I have to say it was nice to be able to tell them to remove all my future port flush appointments
On Wednesday, Mitch and I went out to dinner to celebrate our 14th wedding anniversary (which was on Thursday) and then watched our nephew play basketball. It was a great night (although not great that they lost – sorry Justin).
Yesterday, I returned to work. It was so great to be able to get back to routine; I missed my little EI kids
This morning, I told Molly the news. I explained to Molly that this was a good thing. That the hope is to not need any more “strong medicine” and therefore there was no need for the port. That it is cause for celebration. Her response? “Finally! The day has come!”
After dropping Abe and Jack off at school, Mitch and I headed to the hospital. The plan was to check in and then go up to radiology to have the port removed. They would use a local anesthetic; I would be awake during the procedure. I was told it would be quick and not too painful.
We started in the admitting office. I gave the receptionist my name and she marked it off on her list. I noticed that next to my name in capital letters was the word SPECIAL. How nice, I thought, yes I am special. I found out later that it merely meant I was there for Special Procedures.
We went over to radiology to wait. A radiology assistant came to get me from the waiting room. She told Mitch that it would most likely take 30-45 minutes for the procedure. As we walked back to the procedure room, she told me that she would just need to get some medical history from me. I told her THAT might take 30-45 minutes. (Although seriously I am considering just having pre-printed medical history forms on me at all times just to save time)
The assistant took an image to mark the location of the port. After being in me for over a year, scar tissue forms around it making it more difficult to take out. She showed me the image on the screen. It was amazing. I was even able to see the tissue expander port. I asked if I would be able to keep the port. She told me that would not be possible because it is medical waste.
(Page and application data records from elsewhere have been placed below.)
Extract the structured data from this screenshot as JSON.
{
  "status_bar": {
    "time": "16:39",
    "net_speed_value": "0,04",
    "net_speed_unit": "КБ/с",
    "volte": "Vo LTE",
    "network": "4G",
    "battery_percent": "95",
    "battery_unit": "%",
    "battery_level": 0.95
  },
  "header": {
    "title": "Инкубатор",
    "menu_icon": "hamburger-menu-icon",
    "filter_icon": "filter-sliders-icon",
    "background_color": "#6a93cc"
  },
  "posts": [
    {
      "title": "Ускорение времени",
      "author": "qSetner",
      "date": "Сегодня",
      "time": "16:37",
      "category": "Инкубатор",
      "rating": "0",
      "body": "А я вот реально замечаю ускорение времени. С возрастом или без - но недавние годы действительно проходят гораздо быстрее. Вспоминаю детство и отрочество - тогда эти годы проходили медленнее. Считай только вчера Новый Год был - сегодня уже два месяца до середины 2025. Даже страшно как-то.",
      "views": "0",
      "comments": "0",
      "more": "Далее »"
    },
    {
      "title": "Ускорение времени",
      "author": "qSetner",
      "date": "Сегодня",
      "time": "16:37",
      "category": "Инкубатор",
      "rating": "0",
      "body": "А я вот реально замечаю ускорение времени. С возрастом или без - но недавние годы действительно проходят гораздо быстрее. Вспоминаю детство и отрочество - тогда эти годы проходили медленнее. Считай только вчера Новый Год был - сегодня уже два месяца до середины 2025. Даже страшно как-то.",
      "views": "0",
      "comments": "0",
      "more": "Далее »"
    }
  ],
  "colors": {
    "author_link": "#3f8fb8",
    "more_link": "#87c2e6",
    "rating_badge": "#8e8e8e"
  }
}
“Unless you have an incinerator in your house” she said.
“Hmmm, now that would come in handy…” I replied.
Just think how easy cleaning up would be!
I had to settle for the next best thing which was to take a picture of it.
The procedure took a little longer than expected. The doctor, who was the same one who put the port in, said that it was being stubborn. Just like me, I suppose
I was awake during the procedure. The doctor injected lidocaine to numb the area. It was nice to be awake during a procedure for a change. I was able to chat with the doctor and assistants. I found out that the one assistant’s parents were from Brooklyn and her mom had also worked for the NYC Board of Ed. I was able to tell the doctor that the port had worked great through all of chemo and that the only time there was a problem I was pretty sure it was the nurse and not the port. We even talked sports when another doctor came in and fessed up that he is good buddies with my plastic surgeon despite the fact that he hates the Giants (gasp!).
When it was close to the time the port was ready to come out, the assistant went back out to the waiting room for me to get my iPhone from Mitch so I could take a picture. She told me she would clean up the port and leave it on the table for me. Mitch is now officially convinced that I am not only addicted to my iPhone but to blogging as well since I went to all the trouble to get this picture:
But when you have this thing in you for 17 months, you need to see it before it goes in the incinerator and is gone forever. It was a part of me and now it is not. I won’t miss it. I don’t want another one.
What I do want is to celebrate. Enjoy my piece of Carvel cake later (really, do you expect us to NOT celebrate this milestone with Carvel??). To celebrate being 11 months CANCER FREE! To look forward to Chanukah and all the gifts and family gatherings. It is going to be a GREAT one this year!!